Last fall, Kane County Board members rejected a plan to ask residents if they wanted a new tax to support developmentally disabled members of their community. This fall, people in support of that new tax are bringing that plan directly to voters.
Thousands of Kane County residents signed petitions that will place a binding tax increase referendum on the March 2014 ballot. The plan would generate about $12 million to improve services for residents with Down syndrome, autism or other intellectual disabilities.
Illinois has a waiting list of people seeking services that is so long that many people have waited 10 years or longer. The result is, when a person with a developmental disability turns 22, or other graduates out of the local school system, all the training they've received to live as independent, productive members of society slowly goes to waste as all the support programs vanish.
"It's very frustrating for school personnel, and it's heartbreaking for the parents to not have those services in place," said John Knewitz, a former assistant superintendent for St. Charles Unit District 303 who oversaw special education. "As far as I'm concerned it's a travesty that we have this population of our fellow citizens who do not have the types of support that they need to have some determination in their lives and to fulfill their dreams just like the rest of us."
Knewitz is part of a group called "Show You Care Kane" that is supporting the tax increase. Several members of developmental disability service providers, parents of disabled children and appointed members of local 708 service boards constitute the group. There are about 40,000 Kane County residents with some form of developmental disability.
If county residents approve the March tax increase, the actual impact on local tax bills will be in the hands of the Kane County Board. A vote in favor of the increase would force the county board to create a new committee that would set the amount of the disability tax.
The proposal seeks a tax of up to 10 cents per $100 of equalized assessed valuation. If the county board goes along with that maximum levy, the owner of the average $200,000 home would see his property tax bill increase by about $55 a year.
Getting the county board to agree to that full levy may be a challenge. A county board committee shot down the idea of even putting the question to voters last year in a desire to send a message that county board members were committed to keeping property taxes from increasing.

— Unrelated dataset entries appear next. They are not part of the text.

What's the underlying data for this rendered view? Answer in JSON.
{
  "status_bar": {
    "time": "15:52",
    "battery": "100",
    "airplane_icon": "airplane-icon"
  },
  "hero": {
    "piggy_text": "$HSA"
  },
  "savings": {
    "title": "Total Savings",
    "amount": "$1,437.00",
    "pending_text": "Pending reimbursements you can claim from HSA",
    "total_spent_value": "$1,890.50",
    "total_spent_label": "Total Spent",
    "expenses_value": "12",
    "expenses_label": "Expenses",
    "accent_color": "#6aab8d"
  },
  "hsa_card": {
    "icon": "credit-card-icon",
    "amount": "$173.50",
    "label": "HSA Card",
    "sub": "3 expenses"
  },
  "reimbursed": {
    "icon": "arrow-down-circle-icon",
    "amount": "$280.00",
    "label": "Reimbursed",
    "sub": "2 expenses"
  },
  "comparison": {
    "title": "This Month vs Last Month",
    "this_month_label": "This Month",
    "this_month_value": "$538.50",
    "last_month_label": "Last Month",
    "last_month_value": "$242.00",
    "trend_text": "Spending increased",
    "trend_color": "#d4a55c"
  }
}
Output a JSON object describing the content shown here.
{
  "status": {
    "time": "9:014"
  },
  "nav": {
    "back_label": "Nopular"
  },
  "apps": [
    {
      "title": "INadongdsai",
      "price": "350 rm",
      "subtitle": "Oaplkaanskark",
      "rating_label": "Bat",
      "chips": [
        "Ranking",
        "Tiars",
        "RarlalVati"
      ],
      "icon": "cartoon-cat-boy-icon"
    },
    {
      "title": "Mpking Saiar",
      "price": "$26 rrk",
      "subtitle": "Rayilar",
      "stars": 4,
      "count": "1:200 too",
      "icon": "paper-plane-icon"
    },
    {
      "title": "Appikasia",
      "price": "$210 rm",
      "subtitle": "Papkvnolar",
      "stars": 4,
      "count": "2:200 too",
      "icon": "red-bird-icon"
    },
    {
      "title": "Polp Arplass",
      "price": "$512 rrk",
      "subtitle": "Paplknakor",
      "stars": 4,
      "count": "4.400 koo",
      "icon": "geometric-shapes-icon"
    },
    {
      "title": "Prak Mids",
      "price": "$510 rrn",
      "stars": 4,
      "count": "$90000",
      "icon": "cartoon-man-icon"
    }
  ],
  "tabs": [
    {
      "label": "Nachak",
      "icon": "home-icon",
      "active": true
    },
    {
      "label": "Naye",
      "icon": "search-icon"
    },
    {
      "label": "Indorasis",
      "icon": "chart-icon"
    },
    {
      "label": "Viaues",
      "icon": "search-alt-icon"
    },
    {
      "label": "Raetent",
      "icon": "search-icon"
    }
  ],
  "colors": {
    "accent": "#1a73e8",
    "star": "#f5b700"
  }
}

However, four current county board members are supporting the push for the new tax: Mike Donahue, Drew Frasz, John Hoscheit and Jennifer Laesch.
Supporters of the new tax also project the additional money would create about 400 local jobs at organizations who provide services to people with developmental disabilities.
Supporters plan to spend the next six months educating the public about the need for the money. They've created a website where residents can ask questions about the referendum: http://showyoucarekane.com